325. CHARACTERISTIC.-Adjectives signifying belonging to, derived from, generally end in
icus, flis, Inus, ius; ālis, ānus, āris, ārius, ensis.
326. Adjectives from Proper Nouns generally end in
1. Olus, ellus, and illus also occur as in nouns.
II. ADJECTIVES FROM ADJECTIVES. 327. DIMINUTIVES from other Adjectives generally end like diminutive nouns (315) in
328. Verbal Adjectives generally end in
of this day,
III. ADJECTIVES FROM VERBS.
bundus, cundus ; ĭdus, ĭlis, bilis, ax. mir-a-bundus, wondering, from miror.
worthy of love,
3. Ilis and bilis denote capability, generally in a passive sense. 4. Ax denotes inclination, generally a faulty one.
IV. ADJECTIVES FROM PARTICLES. 329. A few Adjectives are formed from Adverbs and Prepositions :
DERIVATION OF VERBS.
330. Derivative Verbs are formed from Nouns, Adjectives, and Verbs.
I. VERBS FROM NOUNS AND ADJECTIVES.
331. Verbs formed from Nouns and Adjectives end in
1. Asco and esco occur in Inceptives. See 332, II.
II. VERBS FROM VERBS.
332. I. FREQUENTATIVES denote repeated or continued action. They are of the first conjugation, and are formed 1. From Supines in atum by changing ātum into ito: clam-ito, to exclaim, from clamo, clamatum. 2. From other Supines by changing um into o, sometimes ĭto:
habit-o, to have often, from habeo, habitum.
II. INCEPTIVES, or INCHOATIVES, denote the beginning of the action. They are of the third conjugation, and end in
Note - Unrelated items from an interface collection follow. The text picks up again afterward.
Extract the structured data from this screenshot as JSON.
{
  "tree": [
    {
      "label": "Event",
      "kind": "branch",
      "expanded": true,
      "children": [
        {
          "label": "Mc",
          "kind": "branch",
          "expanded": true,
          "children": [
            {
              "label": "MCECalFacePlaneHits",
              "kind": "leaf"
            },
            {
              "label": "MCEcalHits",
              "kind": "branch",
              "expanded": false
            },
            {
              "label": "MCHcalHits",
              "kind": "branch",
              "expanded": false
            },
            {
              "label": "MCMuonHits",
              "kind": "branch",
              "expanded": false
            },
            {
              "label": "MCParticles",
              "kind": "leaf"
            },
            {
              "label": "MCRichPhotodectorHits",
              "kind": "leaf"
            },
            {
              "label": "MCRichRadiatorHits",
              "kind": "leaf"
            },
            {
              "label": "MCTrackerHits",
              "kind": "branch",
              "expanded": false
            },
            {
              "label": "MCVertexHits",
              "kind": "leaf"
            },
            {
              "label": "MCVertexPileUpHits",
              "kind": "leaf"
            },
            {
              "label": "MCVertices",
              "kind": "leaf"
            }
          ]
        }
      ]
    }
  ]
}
to begin to freeze,
to begin to tremble,
1. Asco is used in inceptives from verbs of Conj. I., and in a few from nouns and adjectives: puer, puerasco, to become a boy.
2. Esco is used in inceptives from verbs of Conj. II., and in many from nouns and adjectives: dūrus, dūresco, to grow hard.
III. DESIDERATIVES denote a desire to perform the action. They are of the fourth conjugation, and are formed from the Supine by changing um into ǎrio:
to desire to eat, from ĕdo,
és-ŭrio, IV. DIMINUTIVES denote a feeble action. They are of the first conjugation, and are formed from the Present by changing the ending into illo:
to sing feebly,
DERIVATION OF ADVERBS.
333. Adverbs are formed from Nouns, Adjectives, Participles, Pronouns, and Prepositions.
334. Adverbs are formed from Nouns
1. By simply taking a case-ending, especially that of the ablative :
tempore, tempori, in time; forte, by chance; jure, with right, rightly.
2. By taking special endings:
1) atim, tim, denoting MANNER: grex, gregātim, by herds.
2) ĭtus, denoting ORIGIN, SOURCE: coelum, coelitus, from heaven.
335. Adverbs from Adjectives and Participles generally end in
doctus, docte, learnedly; elegans, eleganter, elegantly; celer, celeriter, quickly.
336. Various Adverbs are formed from Pronouns : thus from hic, ille, and iste are formed
337. A few Adverbs are formed from Prepositions, or are at least related to them:
intra, intro, within; ultra, ultro, beyond; in, intus, within.
COMPOSITION OF WORDS.
338. The elements of a compound may unite in three distinct ways:
I. The two elements unite without change of form: decem-viri, the decemvirs, ten men; ab-eo, to go away.
II. One element, generally the first, is put in an oblique case, generally the genitive, dependent upon the other: legis-lātor, legislator, from lex, legis, and lator.
III. The stem of the first element unites with the second element, either with or without a connecting vowel-generally bell-i-gero, to wage war, from bellum and gero, with connecting vowel; magn-animus, magnanimous, from magnus and animus, without connecting vowel.